Top of Given entries

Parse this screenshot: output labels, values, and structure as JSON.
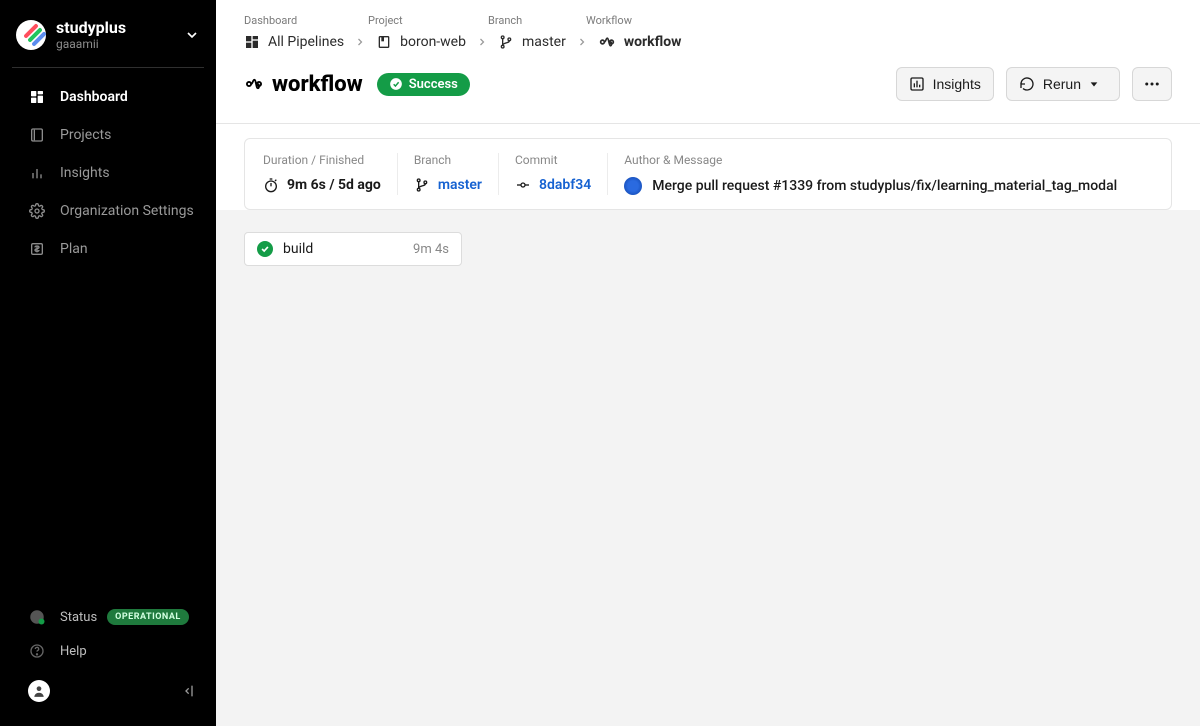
{
  "sidebar": {
    "org_name": "studyplus",
    "username": "gaaamii",
    "nav": {
      "dashboard": "Dashboard",
      "projects": "Projects",
      "insights": "Insights",
      "org_settings": "Organization Settings",
      "plan": "Plan"
    },
    "status_label": "Status",
    "status_badge": "OPERATIONAL",
    "help": "Help"
  },
  "breadcrumb": {
    "labels": {
      "dashboard": "Dashboard",
      "project": "Project",
      "branch": "Branch",
      "workflow": "Workflow"
    },
    "all_pipelines": "All Pipelines",
    "project": "boron-web",
    "branch": "master",
    "workflow": "workflow"
  },
  "title": {
    "text": "workflow",
    "badge": "Success"
  },
  "actions": {
    "insights": "Insights",
    "rerun": "Rerun"
  },
  "summary": {
    "duration_label": "Duration / Finished",
    "duration_value": "9m 6s / 5d ago",
    "branch_label": "Branch",
    "branch_value": "master",
    "commit_label": "Commit",
    "commit_value": "8dabf34",
    "author_label": "Author & Message",
    "author_message": "Merge pull request #1339 from studyplus/fix/learning_material_tag_modal"
  },
  "jobs": {
    "build": {
      "name": "build",
      "time": "9m 4s"
    }
  }
}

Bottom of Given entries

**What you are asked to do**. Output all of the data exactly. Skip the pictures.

**Response box**.
Parse this screenshot: output labels, values, and structure as JSON.
{
  "sidebar": {
    "org_name": "studyplus",
    "username": "gaaamii",
    "nav": {
      "dashboard": "Dashboard",
      "projects": "Projects",
      "insights": "Insights",
      "org_settings": "Organization Settings",
      "plan": "Plan"
    },
    "status_label": "Status",
    "status_badge": "OPERATIONAL",
    "help": "Help"
  },
  "breadcrumb": {
    "labels": {
      "dashboard": "Dashboard",
      "project": "Project",
      "branch": "Branch",
      "workflow": "Workflow"
    },
    "all_pipelines": "All Pipelines",
    "project": "boron-web",
    "branch": "master",
    "workflow": "workflow"
  },
  "title": {
    "text": "workflow",
    "badge": "Success"
  },
  "actions": {
    "insights": "Insights",
    "rerun": "Rerun"
  },
  "summary": {
    "duration_label": "Duration / Finished",
    "duration_value": "9m 6s / 5d ago",
    "branch_label": "Branch",
    "branch_value": "master",
    "commit_label": "Commit",
    "commit_value": "8dabf34",
    "author_label": "Author & Message",
    "author_message": "Merge pull request #1339 from studyplus/fix/learning_material_tag_modal"
  },
  "jobs": {
    "build": {
      "name": "build",
      "time": "9m 4s"
    }
  }
}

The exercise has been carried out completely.